START The records

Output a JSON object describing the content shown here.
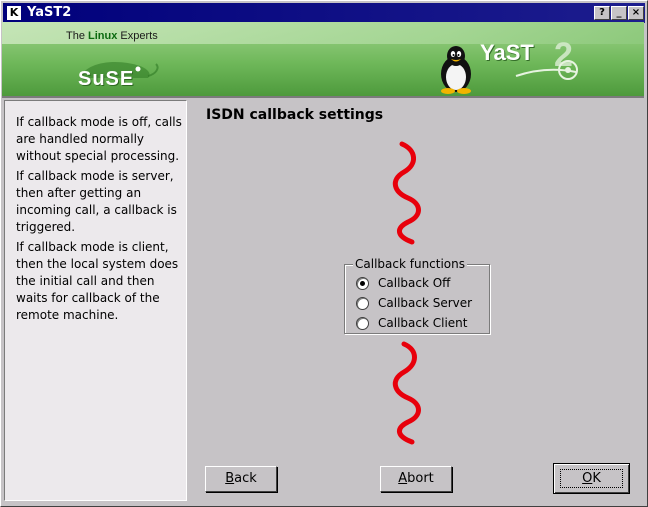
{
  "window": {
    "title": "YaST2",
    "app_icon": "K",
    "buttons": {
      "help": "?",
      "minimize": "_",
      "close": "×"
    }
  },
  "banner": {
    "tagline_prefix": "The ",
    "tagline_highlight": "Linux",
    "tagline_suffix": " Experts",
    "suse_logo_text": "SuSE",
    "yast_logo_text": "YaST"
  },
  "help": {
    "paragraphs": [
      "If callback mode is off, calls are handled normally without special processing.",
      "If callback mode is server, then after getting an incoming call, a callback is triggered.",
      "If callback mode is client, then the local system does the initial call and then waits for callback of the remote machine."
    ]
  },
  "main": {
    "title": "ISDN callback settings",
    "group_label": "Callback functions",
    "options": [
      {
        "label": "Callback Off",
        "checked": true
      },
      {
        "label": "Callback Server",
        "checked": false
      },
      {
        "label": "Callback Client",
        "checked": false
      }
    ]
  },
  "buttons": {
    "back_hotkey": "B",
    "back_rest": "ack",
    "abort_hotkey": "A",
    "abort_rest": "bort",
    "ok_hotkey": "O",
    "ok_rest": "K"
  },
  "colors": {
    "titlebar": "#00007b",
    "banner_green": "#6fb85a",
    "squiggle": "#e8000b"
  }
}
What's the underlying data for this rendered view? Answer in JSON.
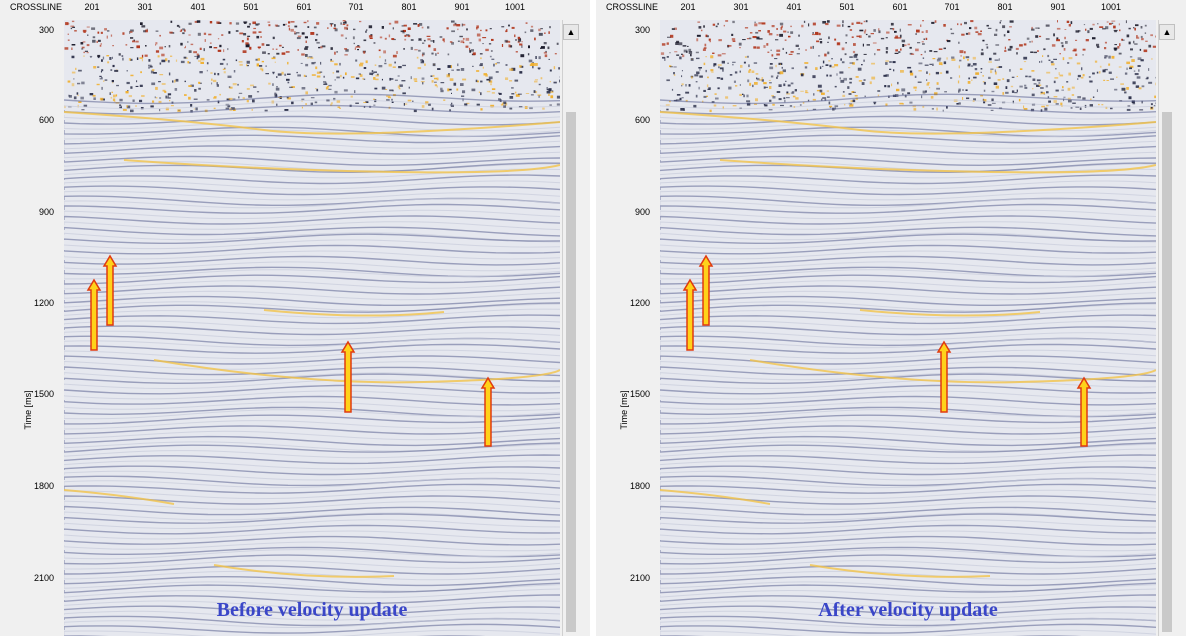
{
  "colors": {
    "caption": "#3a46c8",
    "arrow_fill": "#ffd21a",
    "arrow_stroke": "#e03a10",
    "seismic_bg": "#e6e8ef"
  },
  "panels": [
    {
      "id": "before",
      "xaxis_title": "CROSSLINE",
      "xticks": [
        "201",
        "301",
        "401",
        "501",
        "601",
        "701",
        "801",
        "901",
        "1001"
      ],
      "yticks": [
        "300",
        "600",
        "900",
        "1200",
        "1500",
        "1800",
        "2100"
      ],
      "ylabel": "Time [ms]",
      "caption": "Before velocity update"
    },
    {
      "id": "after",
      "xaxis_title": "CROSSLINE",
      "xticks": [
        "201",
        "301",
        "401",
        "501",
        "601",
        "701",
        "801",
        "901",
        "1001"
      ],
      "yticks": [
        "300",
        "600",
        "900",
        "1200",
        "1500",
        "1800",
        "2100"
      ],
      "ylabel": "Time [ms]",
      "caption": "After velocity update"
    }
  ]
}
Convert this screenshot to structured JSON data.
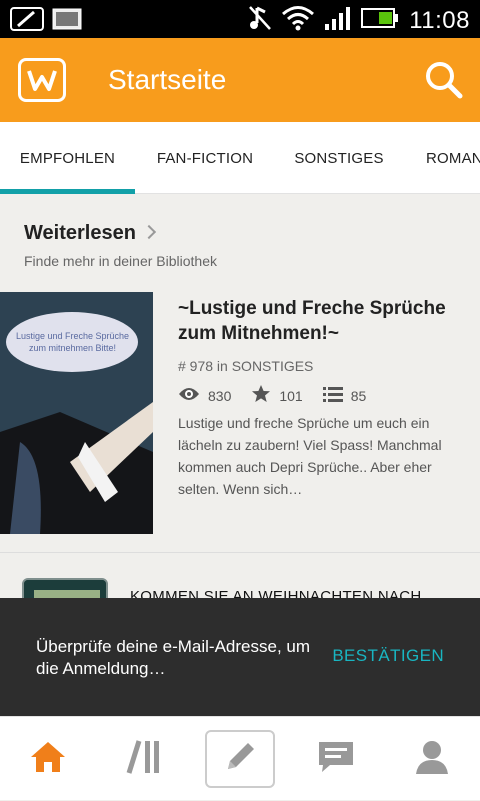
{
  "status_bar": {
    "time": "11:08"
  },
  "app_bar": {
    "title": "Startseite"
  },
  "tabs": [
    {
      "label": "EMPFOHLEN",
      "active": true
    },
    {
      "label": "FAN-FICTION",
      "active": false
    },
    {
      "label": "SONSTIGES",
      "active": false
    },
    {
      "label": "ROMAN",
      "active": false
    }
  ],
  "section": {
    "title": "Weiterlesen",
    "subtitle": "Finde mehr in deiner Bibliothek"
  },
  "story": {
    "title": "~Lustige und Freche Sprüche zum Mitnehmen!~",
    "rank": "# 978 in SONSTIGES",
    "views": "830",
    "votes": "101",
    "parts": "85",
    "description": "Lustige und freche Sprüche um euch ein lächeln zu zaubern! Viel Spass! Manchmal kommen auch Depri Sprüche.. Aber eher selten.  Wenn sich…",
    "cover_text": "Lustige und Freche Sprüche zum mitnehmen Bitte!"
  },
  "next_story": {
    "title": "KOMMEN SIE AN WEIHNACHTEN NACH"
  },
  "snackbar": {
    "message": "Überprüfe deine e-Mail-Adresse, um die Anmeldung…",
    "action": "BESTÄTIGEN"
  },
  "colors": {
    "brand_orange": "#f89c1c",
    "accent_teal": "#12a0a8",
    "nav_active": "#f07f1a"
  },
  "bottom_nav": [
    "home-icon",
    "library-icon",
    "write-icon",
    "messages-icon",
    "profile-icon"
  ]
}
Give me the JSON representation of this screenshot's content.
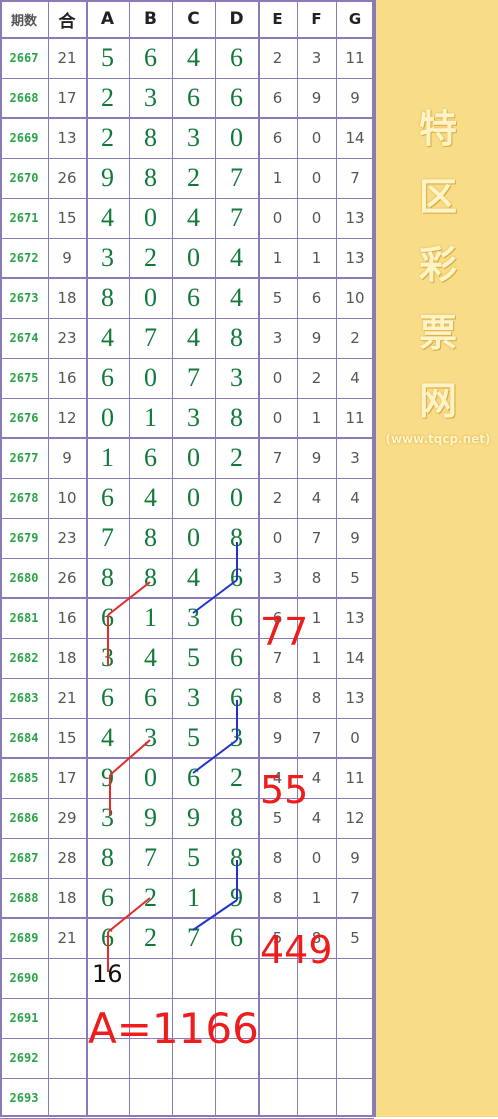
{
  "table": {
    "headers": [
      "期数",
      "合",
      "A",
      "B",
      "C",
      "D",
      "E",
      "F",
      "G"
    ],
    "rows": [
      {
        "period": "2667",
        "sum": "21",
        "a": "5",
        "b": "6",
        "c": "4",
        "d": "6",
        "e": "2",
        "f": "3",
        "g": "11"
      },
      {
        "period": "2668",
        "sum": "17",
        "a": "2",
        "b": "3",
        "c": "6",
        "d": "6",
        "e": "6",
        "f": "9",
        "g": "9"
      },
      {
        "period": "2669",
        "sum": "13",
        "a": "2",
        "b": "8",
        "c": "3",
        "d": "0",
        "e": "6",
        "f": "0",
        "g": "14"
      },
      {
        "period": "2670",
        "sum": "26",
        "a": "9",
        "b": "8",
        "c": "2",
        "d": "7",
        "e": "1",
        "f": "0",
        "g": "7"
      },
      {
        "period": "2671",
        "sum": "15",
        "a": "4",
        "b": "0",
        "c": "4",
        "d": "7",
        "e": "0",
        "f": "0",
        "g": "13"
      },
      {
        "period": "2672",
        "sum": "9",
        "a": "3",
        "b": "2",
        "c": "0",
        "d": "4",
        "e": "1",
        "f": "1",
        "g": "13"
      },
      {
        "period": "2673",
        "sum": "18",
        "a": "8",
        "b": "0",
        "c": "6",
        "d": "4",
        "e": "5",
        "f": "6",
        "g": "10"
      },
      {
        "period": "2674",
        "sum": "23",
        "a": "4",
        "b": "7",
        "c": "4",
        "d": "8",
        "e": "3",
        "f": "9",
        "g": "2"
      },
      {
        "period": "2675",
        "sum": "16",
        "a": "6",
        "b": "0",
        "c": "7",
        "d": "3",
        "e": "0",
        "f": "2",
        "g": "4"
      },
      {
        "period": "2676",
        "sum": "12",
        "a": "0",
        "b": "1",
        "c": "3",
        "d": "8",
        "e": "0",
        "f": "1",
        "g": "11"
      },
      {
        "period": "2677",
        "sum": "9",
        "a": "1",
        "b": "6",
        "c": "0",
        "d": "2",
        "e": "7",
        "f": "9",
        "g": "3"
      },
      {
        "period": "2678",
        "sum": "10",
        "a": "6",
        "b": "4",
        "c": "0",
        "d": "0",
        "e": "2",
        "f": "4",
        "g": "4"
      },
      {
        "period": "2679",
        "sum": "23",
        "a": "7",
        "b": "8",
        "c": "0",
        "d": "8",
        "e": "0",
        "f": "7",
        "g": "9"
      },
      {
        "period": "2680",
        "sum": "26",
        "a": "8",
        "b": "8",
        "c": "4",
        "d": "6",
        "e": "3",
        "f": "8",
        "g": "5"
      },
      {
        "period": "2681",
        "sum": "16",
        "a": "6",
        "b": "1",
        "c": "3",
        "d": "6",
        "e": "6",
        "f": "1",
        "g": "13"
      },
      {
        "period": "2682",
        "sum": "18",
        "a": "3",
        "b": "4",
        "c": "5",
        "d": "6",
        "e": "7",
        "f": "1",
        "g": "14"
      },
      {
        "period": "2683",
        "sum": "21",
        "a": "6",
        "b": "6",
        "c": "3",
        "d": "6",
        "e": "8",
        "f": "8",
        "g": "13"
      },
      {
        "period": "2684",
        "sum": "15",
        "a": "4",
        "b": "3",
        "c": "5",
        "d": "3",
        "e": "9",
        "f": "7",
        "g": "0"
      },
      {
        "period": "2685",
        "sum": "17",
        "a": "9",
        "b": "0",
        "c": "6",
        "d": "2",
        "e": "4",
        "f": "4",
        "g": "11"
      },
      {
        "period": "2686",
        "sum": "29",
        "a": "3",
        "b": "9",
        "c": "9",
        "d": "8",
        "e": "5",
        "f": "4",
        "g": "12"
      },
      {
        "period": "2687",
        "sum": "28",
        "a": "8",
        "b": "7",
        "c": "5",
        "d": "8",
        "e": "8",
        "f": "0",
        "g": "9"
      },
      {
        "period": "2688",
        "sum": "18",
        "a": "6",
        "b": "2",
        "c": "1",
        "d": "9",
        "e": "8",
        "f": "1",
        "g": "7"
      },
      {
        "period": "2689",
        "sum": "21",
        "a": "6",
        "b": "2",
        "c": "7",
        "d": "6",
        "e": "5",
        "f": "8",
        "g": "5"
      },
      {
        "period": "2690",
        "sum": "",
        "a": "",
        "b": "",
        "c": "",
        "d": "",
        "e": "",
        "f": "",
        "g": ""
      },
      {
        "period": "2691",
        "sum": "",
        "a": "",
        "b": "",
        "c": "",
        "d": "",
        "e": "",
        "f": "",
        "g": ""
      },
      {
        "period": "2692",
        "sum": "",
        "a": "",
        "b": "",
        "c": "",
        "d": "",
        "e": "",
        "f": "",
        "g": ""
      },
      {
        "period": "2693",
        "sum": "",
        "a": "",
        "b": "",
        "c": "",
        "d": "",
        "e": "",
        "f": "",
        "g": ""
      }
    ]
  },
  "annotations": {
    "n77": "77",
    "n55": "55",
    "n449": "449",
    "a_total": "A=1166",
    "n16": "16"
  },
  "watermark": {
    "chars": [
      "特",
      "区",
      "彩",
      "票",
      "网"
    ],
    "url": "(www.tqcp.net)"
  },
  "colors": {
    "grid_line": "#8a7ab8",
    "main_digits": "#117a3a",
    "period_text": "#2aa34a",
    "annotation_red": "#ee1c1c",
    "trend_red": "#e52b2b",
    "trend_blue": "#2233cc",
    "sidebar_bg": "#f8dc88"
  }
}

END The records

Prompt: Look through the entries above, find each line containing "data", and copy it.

Result for this task:
What's the underlying data for this rendered view? Answer in JSON.
Convert this screenshot to structured JSON data.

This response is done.